David Cameron’s much trailed speech to the UN is tinged with
frustration. He will say, “You can sign every human rights declaration in the world but if you stand by and watch people being slaughtered in their own country, when you could act
then what are those signatures really worth? The UN has to show that we can be – not just united in condemnation, but – united in action acting in a way that lives up to the UNs
founding principles and meets the needs of people everywhere."
That seems to be a fairly thinly veiled reference to the global community’s indifference to oppression in Syria. The lack of action against Assad has exasperated the government; the Liberal
Democrat Foreign Office Minister Jeremy Browne expressed those sentiments at a conference event yesterday. The UN’s reluctance is apparently the result of perceived “mission
creep” in Libya, a perception that is particularly strong in Russia.
Aside from that, it’s striking how quickly the once mercantile coalition has caught the interventionist bug. Then again, the domestic reform programme is an unforgiving slog at present and
the global economic outlook is dire. Cameron is devoting air time in
New York to economic matters. He has also co-written a letter to the leaders of the G20

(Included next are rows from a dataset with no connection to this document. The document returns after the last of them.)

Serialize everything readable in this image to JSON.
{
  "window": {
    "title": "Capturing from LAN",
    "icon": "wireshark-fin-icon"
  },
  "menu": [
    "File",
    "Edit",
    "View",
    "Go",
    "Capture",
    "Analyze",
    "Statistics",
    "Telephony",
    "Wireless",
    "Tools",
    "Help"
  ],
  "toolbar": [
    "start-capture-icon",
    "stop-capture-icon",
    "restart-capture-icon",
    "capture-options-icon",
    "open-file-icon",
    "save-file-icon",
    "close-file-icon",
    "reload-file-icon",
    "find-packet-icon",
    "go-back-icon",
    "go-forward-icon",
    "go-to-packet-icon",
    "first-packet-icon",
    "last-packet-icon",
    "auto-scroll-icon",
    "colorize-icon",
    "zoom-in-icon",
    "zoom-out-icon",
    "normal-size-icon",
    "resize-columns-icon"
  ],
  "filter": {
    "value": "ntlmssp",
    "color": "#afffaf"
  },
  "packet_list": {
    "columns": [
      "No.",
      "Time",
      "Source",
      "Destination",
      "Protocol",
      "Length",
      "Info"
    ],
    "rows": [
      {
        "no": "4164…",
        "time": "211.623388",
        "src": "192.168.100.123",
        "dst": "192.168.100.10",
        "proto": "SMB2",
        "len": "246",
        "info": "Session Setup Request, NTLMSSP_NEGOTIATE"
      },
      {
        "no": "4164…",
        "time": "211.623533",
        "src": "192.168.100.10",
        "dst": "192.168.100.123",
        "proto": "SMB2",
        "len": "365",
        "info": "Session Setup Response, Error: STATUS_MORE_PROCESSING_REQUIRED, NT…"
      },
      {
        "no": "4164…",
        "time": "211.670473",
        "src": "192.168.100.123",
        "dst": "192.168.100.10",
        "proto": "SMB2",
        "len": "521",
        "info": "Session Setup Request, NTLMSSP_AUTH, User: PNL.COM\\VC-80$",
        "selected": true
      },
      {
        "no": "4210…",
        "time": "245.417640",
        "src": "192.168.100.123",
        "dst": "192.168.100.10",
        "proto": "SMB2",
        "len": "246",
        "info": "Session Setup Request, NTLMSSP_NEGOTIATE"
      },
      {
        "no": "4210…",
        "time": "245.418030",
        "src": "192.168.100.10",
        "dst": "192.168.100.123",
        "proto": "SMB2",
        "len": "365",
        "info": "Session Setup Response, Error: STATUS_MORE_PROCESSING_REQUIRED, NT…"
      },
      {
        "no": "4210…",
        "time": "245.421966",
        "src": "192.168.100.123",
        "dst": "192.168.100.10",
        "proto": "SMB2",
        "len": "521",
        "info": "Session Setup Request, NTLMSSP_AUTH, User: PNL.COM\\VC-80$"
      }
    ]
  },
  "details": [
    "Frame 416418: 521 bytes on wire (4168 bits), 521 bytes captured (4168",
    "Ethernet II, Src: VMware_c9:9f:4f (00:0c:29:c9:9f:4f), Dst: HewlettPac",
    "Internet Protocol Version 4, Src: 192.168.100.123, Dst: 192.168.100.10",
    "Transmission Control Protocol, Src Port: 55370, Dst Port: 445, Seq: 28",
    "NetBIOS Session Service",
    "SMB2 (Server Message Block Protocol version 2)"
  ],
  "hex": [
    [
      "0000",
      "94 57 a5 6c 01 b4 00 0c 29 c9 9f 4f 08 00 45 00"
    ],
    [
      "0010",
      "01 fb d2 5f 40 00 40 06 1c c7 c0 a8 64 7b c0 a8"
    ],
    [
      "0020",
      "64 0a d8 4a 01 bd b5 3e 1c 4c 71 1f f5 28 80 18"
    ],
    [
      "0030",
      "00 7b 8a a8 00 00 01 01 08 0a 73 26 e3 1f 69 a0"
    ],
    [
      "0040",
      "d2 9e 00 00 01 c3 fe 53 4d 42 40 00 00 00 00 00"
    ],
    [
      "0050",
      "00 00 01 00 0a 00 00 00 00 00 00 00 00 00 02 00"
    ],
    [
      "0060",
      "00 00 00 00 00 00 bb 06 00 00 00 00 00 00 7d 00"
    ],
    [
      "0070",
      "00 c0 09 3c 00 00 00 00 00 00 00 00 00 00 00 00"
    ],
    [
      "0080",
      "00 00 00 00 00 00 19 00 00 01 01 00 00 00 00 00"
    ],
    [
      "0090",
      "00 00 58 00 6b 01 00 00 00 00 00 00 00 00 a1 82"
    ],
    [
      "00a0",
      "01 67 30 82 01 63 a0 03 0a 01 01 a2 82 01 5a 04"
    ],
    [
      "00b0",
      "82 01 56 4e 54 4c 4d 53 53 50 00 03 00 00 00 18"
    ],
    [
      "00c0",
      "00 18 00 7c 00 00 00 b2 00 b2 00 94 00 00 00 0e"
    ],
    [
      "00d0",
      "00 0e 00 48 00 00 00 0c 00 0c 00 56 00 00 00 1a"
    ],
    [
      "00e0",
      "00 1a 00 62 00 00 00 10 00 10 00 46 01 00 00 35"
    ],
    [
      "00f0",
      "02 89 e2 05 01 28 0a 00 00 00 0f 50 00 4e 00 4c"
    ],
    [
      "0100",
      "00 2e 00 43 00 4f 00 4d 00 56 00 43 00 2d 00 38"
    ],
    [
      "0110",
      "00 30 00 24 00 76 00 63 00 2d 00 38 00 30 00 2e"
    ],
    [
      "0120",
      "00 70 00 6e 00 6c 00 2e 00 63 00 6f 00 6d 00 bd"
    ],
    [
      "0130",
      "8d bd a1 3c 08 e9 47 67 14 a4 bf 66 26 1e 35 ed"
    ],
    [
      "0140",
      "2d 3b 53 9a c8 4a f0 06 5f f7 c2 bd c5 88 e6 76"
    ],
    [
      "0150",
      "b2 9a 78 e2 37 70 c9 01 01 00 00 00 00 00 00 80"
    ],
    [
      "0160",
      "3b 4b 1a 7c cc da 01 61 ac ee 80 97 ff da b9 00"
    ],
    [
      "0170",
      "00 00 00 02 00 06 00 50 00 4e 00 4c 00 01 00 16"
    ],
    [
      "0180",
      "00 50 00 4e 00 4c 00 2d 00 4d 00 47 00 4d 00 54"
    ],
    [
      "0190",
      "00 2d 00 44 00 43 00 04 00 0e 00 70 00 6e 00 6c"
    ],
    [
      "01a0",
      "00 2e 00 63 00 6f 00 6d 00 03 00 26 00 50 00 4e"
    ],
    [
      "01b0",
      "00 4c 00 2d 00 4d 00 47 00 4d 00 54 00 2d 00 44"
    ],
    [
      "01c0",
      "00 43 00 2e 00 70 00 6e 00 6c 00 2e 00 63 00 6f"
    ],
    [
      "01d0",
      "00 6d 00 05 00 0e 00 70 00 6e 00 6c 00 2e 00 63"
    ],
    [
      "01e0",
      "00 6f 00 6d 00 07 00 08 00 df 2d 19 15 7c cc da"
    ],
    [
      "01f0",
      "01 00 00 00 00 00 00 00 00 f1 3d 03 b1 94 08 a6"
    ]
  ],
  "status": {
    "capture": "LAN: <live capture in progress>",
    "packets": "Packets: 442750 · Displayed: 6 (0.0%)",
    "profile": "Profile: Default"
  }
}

(and European leaders in particular) urging them to back Nicolas Sarkozy’s call to “help the world find the path to growth.” The stale smell of nervousness is increasingly